CUTS Ghana, a research and advocacy policy think tank, has stated its disappointment at the decision by the Association of Oil Marketing Companies’ (AOMCs) to set a percentage cap and defer the window for reducing fuel prices at the pump.
According to the think tank, the decision violates Section 44 of the National Petroleum Authority (NPA) Act on petroleum downstream industry regulation, (Act 691) of 2005.
Therefore, the think tank, has called on the NPA to investigate the OMCs over their failure to reduce fuel prices drastically to reflect reduction in international prices.
“Though members of the association can meet to decide or agree on some issues, it is illegal for the association to decide on any matters related to pricing.
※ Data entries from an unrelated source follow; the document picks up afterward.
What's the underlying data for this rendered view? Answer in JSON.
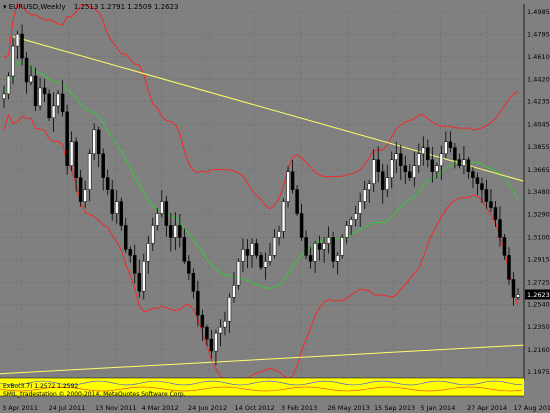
{
  "header": {
    "symbol_timeframe": "EURUSD,Weekly",
    "ohlc": "1.2513 1.2791 1.2509 1.2623"
  },
  "indicators": {
    "line1": "ExBo(3.7) 1.2572 1.2592",
    "line2": "SMIL_tradestation © 2000-2014, MetaQuotes Software Corp."
  },
  "last_price_label": "1.2623",
  "colors": {
    "background": "#808080",
    "grid": "#6e6e6e",
    "candle": "#000000",
    "bands": "#ff2020",
    "middle": "#2fcf2f",
    "trendline": "#ffff66",
    "last_box": "#000000",
    "indicator_bg": "#ffff00"
  },
  "chart_data": {
    "type": "candlestick",
    "symbol": "EURUSD",
    "timeframe": "Weekly",
    "ylim": [
      1.1975,
      1.4985
    ],
    "y_ticks": [
      "1.4985",
      "1.4795",
      "1.4610",
      "1.4420",
      "1.4235",
      "1.4045",
      "1.3855",
      "1.3665",
      "1.3480",
      "1.3290",
      "1.3100",
      "1.2915",
      "1.2725",
      "1.2540",
      "1.2350",
      "1.2160",
      "1.1975"
    ],
    "x_ticks": [
      "3 Apr 2011",
      "24 Jul 2011",
      "13 Nov 2011",
      "4 Mar 2012",
      "24 Jun 2012",
      "14 Oct 2012",
      "3 Feb 2013",
      "26 May 2013",
      "15 Sep 2013",
      "5 Jan 2014",
      "27 Apr 2014",
      "17 Aug 2014"
    ],
    "last_close": 1.2623,
    "close_anchors": [
      [
        0,
        1.43
      ],
      [
        1,
        1.445
      ],
      [
        2,
        1.47
      ],
      [
        3,
        1.48
      ],
      [
        4,
        1.46
      ],
      [
        5,
        1.44
      ],
      [
        6,
        1.445
      ],
      [
        7,
        1.42
      ],
      [
        8,
        1.435
      ],
      [
        9,
        1.43
      ],
      [
        10,
        1.41
      ],
      [
        11,
        1.42
      ],
      [
        12,
        1.43
      ],
      [
        13,
        1.415
      ],
      [
        14,
        1.37
      ],
      [
        15,
        1.39
      ],
      [
        16,
        1.36
      ],
      [
        17,
        1.34
      ],
      [
        18,
        1.35
      ],
      [
        19,
        1.38
      ],
      [
        20,
        1.4
      ],
      [
        21,
        1.38
      ],
      [
        22,
        1.36
      ],
      [
        23,
        1.35
      ],
      [
        24,
        1.33
      ],
      [
        25,
        1.34
      ],
      [
        26,
        1.32
      ],
      [
        27,
        1.3
      ],
      [
        28,
        1.295
      ],
      [
        29,
        1.28
      ],
      [
        30,
        1.265
      ],
      [
        31,
        1.29
      ],
      [
        32,
        1.305
      ],
      [
        33,
        1.32
      ],
      [
        34,
        1.33
      ],
      [
        35,
        1.34
      ],
      [
        36,
        1.32
      ],
      [
        37,
        1.31
      ],
      [
        38,
        1.32
      ],
      [
        39,
        1.31
      ],
      [
        40,
        1.29
      ],
      [
        41,
        1.28
      ],
      [
        42,
        1.265
      ],
      [
        43,
        1.245
      ],
      [
        44,
        1.235
      ],
      [
        45,
        1.225
      ],
      [
        46,
        1.215
      ],
      [
        47,
        1.23
      ],
      [
        48,
        1.235
      ],
      [
        49,
        1.24
      ],
      [
        50,
        1.26
      ],
      [
        51,
        1.27
      ],
      [
        52,
        1.29
      ],
      [
        53,
        1.3
      ],
      [
        54,
        1.295
      ],
      [
        55,
        1.305
      ],
      [
        56,
        1.295
      ],
      [
        57,
        1.285
      ],
      [
        58,
        1.29
      ],
      [
        59,
        1.295
      ],
      [
        60,
        1.31
      ],
      [
        61,
        1.315
      ],
      [
        62,
        1.34
      ],
      [
        63,
        1.365
      ],
      [
        64,
        1.35
      ],
      [
        65,
        1.33
      ],
      [
        66,
        1.31
      ],
      [
        67,
        1.295
      ],
      [
        68,
        1.29
      ],
      [
        69,
        1.305
      ],
      [
        70,
        1.3
      ],
      [
        71,
        1.305
      ],
      [
        72,
        1.31
      ],
      [
        73,
        1.29
      ],
      [
        74,
        1.295
      ],
      [
        75,
        1.31
      ],
      [
        76,
        1.32
      ],
      [
        77,
        1.325
      ],
      [
        78,
        1.33
      ],
      [
        79,
        1.34
      ],
      [
        80,
        1.35
      ],
      [
        81,
        1.355
      ],
      [
        82,
        1.375
      ],
      [
        83,
        1.365
      ],
      [
        84,
        1.35
      ],
      [
        85,
        1.36
      ],
      [
        86,
        1.375
      ],
      [
        87,
        1.38
      ],
      [
        88,
        1.37
      ],
      [
        89,
        1.365
      ],
      [
        90,
        1.36
      ],
      [
        91,
        1.37
      ],
      [
        92,
        1.38
      ],
      [
        93,
        1.385
      ],
      [
        94,
        1.375
      ],
      [
        95,
        1.365
      ],
      [
        96,
        1.37
      ],
      [
        97,
        1.38
      ],
      [
        98,
        1.39
      ],
      [
        99,
        1.385
      ],
      [
        100,
        1.375
      ],
      [
        101,
        1.37
      ],
      [
        102,
        1.375
      ],
      [
        103,
        1.365
      ],
      [
        104,
        1.36
      ],
      [
        105,
        1.355
      ],
      [
        106,
        1.35
      ],
      [
        107,
        1.34
      ],
      [
        108,
        1.335
      ],
      [
        109,
        1.325
      ],
      [
        110,
        1.31
      ],
      [
        111,
        1.295
      ],
      [
        112,
        1.275
      ],
      [
        113,
        1.26
      ],
      [
        114,
        1.2623
      ]
    ]
  }
}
We therefore call on the NPA to use the existing provisions in the NPA Act (Sections 43, 44 and 45) to investigate anti-competitive violations in the petroleum downstream sector.”
A statement issued in Accra and signed and issued in Accra yesterday by the Country Director, Mr Appiah Kusi Adomako, said with the emergence of price deregulation and the appreciation of the Cedi to the United States Dollar, it is expected that consumers will feel the impact of the reduction in the crude oil prices.
However, he said, consumers of petroleum products have not seen any appreciable decrease in the prices at the pump even though key price determinants suggests so, a situation the think tank described as worrying.
NPA must intervene
Consequently, CUTS has urged the NPA to intervene to ensure that industry players adhere to the pricing variables, and to protect the interest of petroleum consumers.
“Price fixing is an agreement, which could be written, verbal, or inferred from conduct among competitors that raises, lowers, or stabilizes prices or competitive terms.
“The concerted effort by the AOMCs to agree on an average percentage price reduction and the deferring the time for such a reduction constitutes a price fixing, which is an offense under sub-section three of Section 44 of the NPA’s Act,” it added.
Competition among the OMCs
“The essence of the full price deregulation is to bring about competition and increase efficiency in the market and thereby increasing consumer welfare.
Therefore, the statement adds that it is much of a wonder why the OMCs in the country are very slow in reviewing prices downwards but very swift when it comes to upward review of prices.
“The statement by the AOMCs that consumers should not expect a drastic reduction of the commodity this week in itself is a clear indication that the Association is having a horizontal and concerted action on pricing, which violates the essence of free market and competition rules as contained in the NPA Act.
It also urged Parliament to fast track the passage of the Competition and Fair-Trade Practice Bill into law to ensure smooth take off of the second phase of the negotiations of African Continental Free Trade Area (AfCFTA).